Me: No. Ok, it depends. But generally, no.
Me: Can you still love them?
Me: Of course!

[time passes]

Me: What about the other way around? Do you automatically love someone if you trust them?
Me: No, not necessarily.
Me: *eyes narrow* Oh, really?
Me: Ok, alright. I’m still working this out.

And I am. There’s a lot to unpack about our societal expectations surrounding the interplay of love and all those other emotions that get folded in.

What is trust? Trust is expectation. Or, rather, the anticipation of your expectation(s) being met. I trust that the sun will rise tomorrow. I trust that that red light will change to green. I trust that my mail will get delivered each weekday. Is there love inherent in these things? I can definitely say that I love that the sun comes up each morning, that I love all the sun does for life here on Earth. I love that we have ways of mitigating traffic confusion and that traffic lights exist and, generally speaking, function pretty reliably. I love, on a poetic level, that stop is only temporary, that go is only temporary, that there are periods of rest and periods of activity and forward momentum and plenty of caution, yielding, and slowing down in the process. I love that there is communication between people, even if it’s a bill for services rendered. I love that there are people who assist in delivering these communications from one place to another. I consider them part of my tribe. They are messengers; my name means messenger, and I identify very strongly with my name.

So there is definitely love intertwined within that trust, but is there a direct correlation?

What happens when trust is broken in a relationship? Does that completely destroy it? It really depends on the people involved, the severity, and the habituation of the infraction. It can destroy a relationship but it doesn’t have to. There have been several articles written about this very thing. This one is about infidelity, which is typically considered the biggest breach of trust in a romantic relationship. When trust is broken in any relationship, the only way to bring it back is through introspection and honest communication.

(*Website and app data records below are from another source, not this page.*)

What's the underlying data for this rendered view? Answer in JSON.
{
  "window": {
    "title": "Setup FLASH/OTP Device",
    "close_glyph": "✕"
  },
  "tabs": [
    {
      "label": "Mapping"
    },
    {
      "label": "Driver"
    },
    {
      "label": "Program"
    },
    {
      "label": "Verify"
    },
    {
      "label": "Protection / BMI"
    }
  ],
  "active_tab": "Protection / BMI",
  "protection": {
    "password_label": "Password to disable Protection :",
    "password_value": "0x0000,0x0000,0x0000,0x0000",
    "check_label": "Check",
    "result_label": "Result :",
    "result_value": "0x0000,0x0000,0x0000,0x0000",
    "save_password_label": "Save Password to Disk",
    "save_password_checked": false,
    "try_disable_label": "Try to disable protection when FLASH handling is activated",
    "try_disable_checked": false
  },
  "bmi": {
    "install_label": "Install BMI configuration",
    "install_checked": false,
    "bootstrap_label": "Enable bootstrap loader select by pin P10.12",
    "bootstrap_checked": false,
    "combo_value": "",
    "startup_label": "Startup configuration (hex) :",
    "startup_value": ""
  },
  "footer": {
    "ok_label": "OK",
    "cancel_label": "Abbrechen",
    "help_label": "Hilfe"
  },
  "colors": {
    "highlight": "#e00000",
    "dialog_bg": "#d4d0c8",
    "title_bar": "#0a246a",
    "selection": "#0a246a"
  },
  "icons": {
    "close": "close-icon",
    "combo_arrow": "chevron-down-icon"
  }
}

I want to return to whether there is a direct correlation trust and love, whether trust begets love or whether we can’t trust without love, and whether we’re talking about our standard socio-cultural definition or whether we’re talking about the upgraded Love 2.0 version. That’s another post for another day, though. Consider this a stub. 😉